The Global Alliance of NGOs for Road Safety (the Alliance), has launched its new publication Walking the Talk, at the Every Journey, Every Child International Conference organized by the Global Initiative for Child Health and Mobility, in London, UK.
Walking the Talk describes the response of the Alliance and its member NGOs to the call for action represented by the Sustainable Development Goals (SDGs), with focus on SDG 3.6: “By 2020, halve the number of global deaths and injuries from road traffic accidents” and 11.2 “By 2030, provide access to safe, affordable, accessible, and sustainable transport systems for all.”2 The publication argues that the SDGs are a shared responsibility involving governments, NGOs, corporations, and bi- and multilateral stakeholders and that NGOs can be effective partners in achieving change.
Through its capacity-building initiative, the Alliance Empowerment Program, the Alliance is equipping NGOs to take a more evidence-based, goal-oriented, and strategic approach to their work. Launched at the end of 2015, this groundbreaking program is already gaining traction and showing results.
From a national seat belt campaign in Tunisia, which saw road deaths decrease by 35% in two months, to infrastructure improvements that have reduced road injuries around five schools in Addis Ababa, Alliance member NGOs are taking small steps that can lead to big, measurable results, and they are helping to save lives around the world.
Members of the Global Alliance of NGOs for Road Safety launch 'Walking the Talk' in London.
Road crashes account for 1.25 million deaths each year and are the number one cause of death for 15–29-year-olds. Without intervention, road crashes are projected to be the seventh leading cause of death globally by 2030.
Urgent action is needed to address this. The Alliance is seeking to maintain the momentum of the Empowerment Program, and we invite all stakeholders to partner with us in this journey.
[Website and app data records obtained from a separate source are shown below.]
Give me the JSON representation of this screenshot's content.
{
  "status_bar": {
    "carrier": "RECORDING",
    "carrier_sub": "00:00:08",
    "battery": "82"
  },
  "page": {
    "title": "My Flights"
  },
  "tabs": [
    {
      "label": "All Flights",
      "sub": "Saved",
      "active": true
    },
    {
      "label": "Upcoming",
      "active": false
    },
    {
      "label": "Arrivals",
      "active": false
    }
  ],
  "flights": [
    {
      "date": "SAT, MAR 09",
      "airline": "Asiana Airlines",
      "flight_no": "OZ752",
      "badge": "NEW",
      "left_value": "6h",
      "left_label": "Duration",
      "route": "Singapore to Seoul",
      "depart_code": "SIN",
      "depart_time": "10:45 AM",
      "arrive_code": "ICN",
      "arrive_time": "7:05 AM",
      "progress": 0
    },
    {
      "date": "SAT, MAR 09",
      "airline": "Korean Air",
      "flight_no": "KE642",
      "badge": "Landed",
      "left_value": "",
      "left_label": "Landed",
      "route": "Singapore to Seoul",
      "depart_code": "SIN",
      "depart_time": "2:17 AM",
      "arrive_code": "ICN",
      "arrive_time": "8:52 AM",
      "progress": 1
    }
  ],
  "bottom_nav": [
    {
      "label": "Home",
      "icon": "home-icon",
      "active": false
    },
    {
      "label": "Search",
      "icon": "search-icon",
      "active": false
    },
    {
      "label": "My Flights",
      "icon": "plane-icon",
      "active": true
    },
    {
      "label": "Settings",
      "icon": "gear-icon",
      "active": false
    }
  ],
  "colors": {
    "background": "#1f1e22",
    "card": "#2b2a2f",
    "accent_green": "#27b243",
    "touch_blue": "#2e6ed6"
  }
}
Lotte Brondum, Executive Director, Global Alliance of NGOs for Road Safety, said: “NGOs are the ears, eyes, and voice of the global road safety problem on our roads. The Alliance Empowerment Program, which has been funded by FedEx, is demonstrating how, with strategic training and investment, the effectiveness of these NGOs can be magnified and produce measurable results toward achieving the road safety SDGs. Walking the Talk shows the impact the Empowerment Program has had on our NGOs, and what differences it has made in their work.”
Etienne Krug, Director of the Department for Management of Noncommunicable Diseases, Disability, Violence and Injury Prevention, WHO, said: “The SDG targets linked to road safety cannot be achieved without the support of the NGO community. We know what it takes and what action is needed to make our roads safe. As an umbrella organization for road safety NGOs, the Global Alliance of NGOs for Road Safety plays its role, representing and equipping NGOs to work as key partners toward reducing the 1.25 million road deaths around the world each year.”
About the Alliance
The Global Alliance of NGOs for Road Safety was established in 2012 by the World Health Organization (WHO) and NGO members of the United Nations Road Safety Collaboration as an umbrella organization for road safety and road victim NGOs around the world. It currently represents 200 members in more than 90 countries, ranging from large NGOs working across a number of countries to small grassroots organizations resourced by volunteers. It works through networking and sharing, advocacy, and capacity building.
The Alliance Empowerment Program is a multiyear capacity-building program. It was informed by a needs assessment conducted among Alliance members in 2015 and incorporates intensive face-to-face training, webinars, mentoring, and small grants for grassroots projects with the potential for scalability and replicability in other countries. The centerpiece of the Empowerment Program is the Alliance Advocates training, which includes an intensive two-week course and follows up with ongoing mentoring and evaluation. Between 10 and 15 Advocates are selected each year through a highly competitive application process. During the training, they create a measurable, goal-oriented action plan, which is implemented in their home country. Afef Ben Ghenia and Mesganaw Bimrew are graduates of the 2016 Alliance Advocate training.